Meetings – location, duration, correspondence between meetings
It was noted attendance at the Committee meetings is for individual committee members only and alternates are not proposed to be included. If members are unable to make a meeting, the Chair and Director will schedule a convenient time to meet to capture members’ input.
The meeting schedule was reviewed and a schedule of dates was agreed to be circulated.
ACTION: Circulate new dates/venues to Committee Members and observers.
Publication of minutes
The Committee agreed to the following:
- specific comments will not be attributed to individual members as part of the published minutes
- draft minutes to be circulated to committee members for comments prior to publication
Principles for standards proposed in Open Banking Review
The Committee reviewed the principles that were released in the Open Banking Review and the following comments were made:
- Design principle is valuable
- Need to weigh up what is valuable today vs what is valuable tomorrow so we enable future innovation
- A dynamic approach should be taken to standards development which will mean what goes live on 1 July may need updating regularly and a timing for updated versions will need to be agreed
- Security and privacy are absent in the proposed list and it was noted that this was on purpose as they were considered core to all principles of data transfer. The Committee suggested these principles should be included for completeness and to keep these issues top of mind in the development of the data standards
- Extensibility point needs to be defined more clearly as it was seen to be interpreted differently by several Members
- Agreed to add principles of Valuable and Useful to the list.
- Usability should be extended to include comprehension and control for consumers.
ACTION: Review whether Security & Privacy need to be added as a new principle
ACTION: Review Extensibility point and provide an updated version in the minutes for review
ACTION: Review whether Valuable and Useful need to be added as a new principle
ACTION: Review whether ‘Usability’ should be refined to include that consumers must be able to both comprehend and control what is happening to their data
Timetable for Standards
An outline of a draft timetable for the Standards was discussed with the committee members and will be shared when it is finalised.
The following timings were noted:
- Treasury expect to release draft legislation for industry consultation in the 2nd week of August 2018
- ACCC will release a draft framework of rules by early September 2018 for initial consultation
- Data Standards Body will release initial draft of core API standards for discussion
- In October 2018, Bill to be introduced to Parliament
- In February 2019, the draft legislation is expected to be passed by parliament. This will create legal entities and formally enable the creation of rules and standards.
- Transparency is important to the whole process
- The sector will need to work jointly with the Data Standards Body and ACCC in developing system solutions that can be tested and go live by 1 July 2019.
ACTION: Review other examples of Standards from around the world. Add agenda item for a future meeting to consider how Open Banking has been handled in other jurisdictions beyond the UK.
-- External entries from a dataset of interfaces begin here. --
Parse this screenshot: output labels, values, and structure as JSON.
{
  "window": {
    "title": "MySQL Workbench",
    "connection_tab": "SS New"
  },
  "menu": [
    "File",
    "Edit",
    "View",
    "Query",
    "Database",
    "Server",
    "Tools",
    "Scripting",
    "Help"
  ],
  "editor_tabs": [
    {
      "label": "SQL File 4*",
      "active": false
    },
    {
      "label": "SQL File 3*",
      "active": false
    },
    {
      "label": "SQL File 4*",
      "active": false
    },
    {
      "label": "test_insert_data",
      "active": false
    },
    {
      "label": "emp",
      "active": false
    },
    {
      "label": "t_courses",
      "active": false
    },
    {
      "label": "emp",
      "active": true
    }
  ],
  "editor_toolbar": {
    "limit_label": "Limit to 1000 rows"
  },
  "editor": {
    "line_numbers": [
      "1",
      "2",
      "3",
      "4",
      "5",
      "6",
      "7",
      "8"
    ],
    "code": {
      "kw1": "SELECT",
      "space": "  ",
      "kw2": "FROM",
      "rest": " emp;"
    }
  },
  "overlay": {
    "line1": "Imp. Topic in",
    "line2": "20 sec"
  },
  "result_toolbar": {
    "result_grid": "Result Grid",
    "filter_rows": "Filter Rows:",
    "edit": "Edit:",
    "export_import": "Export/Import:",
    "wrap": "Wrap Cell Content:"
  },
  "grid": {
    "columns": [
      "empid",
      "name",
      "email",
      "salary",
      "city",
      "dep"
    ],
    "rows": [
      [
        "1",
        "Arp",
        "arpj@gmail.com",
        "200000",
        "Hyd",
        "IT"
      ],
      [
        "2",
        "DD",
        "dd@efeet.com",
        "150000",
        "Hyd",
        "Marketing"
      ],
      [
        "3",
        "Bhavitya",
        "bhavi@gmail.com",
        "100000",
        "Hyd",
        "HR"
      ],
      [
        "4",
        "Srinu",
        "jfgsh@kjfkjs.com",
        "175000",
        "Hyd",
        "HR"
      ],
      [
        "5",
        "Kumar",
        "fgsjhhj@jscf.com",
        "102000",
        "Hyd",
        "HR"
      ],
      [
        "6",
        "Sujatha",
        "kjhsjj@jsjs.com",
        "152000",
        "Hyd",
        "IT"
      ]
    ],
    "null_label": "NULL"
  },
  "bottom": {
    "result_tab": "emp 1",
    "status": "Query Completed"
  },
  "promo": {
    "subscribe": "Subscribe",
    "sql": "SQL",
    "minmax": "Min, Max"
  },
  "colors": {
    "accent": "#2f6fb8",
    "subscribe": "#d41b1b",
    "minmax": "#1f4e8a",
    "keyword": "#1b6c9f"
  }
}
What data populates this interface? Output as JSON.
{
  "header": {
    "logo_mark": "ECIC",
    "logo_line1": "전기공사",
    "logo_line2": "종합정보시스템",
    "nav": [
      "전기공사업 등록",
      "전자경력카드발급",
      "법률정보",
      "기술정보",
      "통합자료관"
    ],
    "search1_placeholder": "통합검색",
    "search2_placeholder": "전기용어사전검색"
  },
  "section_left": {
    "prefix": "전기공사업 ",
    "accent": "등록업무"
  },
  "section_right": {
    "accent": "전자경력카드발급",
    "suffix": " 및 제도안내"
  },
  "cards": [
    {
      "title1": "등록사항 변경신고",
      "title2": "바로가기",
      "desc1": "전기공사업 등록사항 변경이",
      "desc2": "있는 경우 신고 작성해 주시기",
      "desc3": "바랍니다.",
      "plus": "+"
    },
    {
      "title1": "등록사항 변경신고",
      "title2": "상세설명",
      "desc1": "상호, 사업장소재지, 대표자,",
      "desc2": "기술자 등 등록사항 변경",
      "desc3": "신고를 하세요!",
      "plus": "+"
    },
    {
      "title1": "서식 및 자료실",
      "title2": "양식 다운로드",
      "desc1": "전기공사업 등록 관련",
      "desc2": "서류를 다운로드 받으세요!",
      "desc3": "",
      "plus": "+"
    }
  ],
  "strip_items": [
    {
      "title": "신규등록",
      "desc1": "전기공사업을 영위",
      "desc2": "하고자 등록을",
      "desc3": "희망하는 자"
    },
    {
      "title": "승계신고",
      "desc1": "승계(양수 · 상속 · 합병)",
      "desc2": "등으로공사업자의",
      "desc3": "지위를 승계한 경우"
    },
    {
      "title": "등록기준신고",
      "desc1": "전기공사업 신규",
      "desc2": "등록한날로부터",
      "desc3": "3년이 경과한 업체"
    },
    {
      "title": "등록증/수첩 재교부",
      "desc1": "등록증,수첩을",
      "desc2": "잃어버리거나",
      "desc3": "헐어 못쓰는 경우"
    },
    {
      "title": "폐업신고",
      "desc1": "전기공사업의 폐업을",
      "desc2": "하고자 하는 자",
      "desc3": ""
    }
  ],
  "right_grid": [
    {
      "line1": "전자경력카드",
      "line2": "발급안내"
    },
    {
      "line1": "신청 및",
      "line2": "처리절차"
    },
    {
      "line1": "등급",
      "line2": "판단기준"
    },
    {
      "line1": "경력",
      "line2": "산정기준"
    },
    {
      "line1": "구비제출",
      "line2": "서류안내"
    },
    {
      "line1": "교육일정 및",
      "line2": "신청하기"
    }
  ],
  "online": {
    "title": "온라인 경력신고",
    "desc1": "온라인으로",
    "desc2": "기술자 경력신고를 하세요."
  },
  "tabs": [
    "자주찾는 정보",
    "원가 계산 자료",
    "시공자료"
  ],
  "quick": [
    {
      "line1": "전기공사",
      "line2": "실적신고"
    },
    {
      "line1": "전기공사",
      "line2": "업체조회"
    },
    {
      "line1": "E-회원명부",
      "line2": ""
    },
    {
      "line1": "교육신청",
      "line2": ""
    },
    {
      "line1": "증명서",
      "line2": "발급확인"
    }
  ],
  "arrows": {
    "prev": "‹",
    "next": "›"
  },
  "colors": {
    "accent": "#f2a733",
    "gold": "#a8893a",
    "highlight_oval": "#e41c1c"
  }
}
What is the Data Standards Body looking for from the Committee Members in regards to engagement?
- Active participation at committee meetings to discuss key issues for standards and issues that may need to be referred to ACCC as the rule-making authority
- Support and broader participation of organisation in technical working groups
What are the technical working groups?
- API standards
- Information Security
- User Experience (e.g. consent)
Will the technical working groups meet in person?
- It is proposed that the working group sessions will be largely held remotely via slack/GitHub or similar to minimise travel
ACTION: Align meetings and workshops of technical working groups with the committee meetings as appropriate
ACTION: Review membership of all working teams with the Steering Group to ensure that the right people were involved
Meeting schedule to be updated and circulated with the draft minutes.
Closing and Next Steps
The Chair thanked the Committee Members and Observers for attending the meeting.
Meeting closed at 3:58pm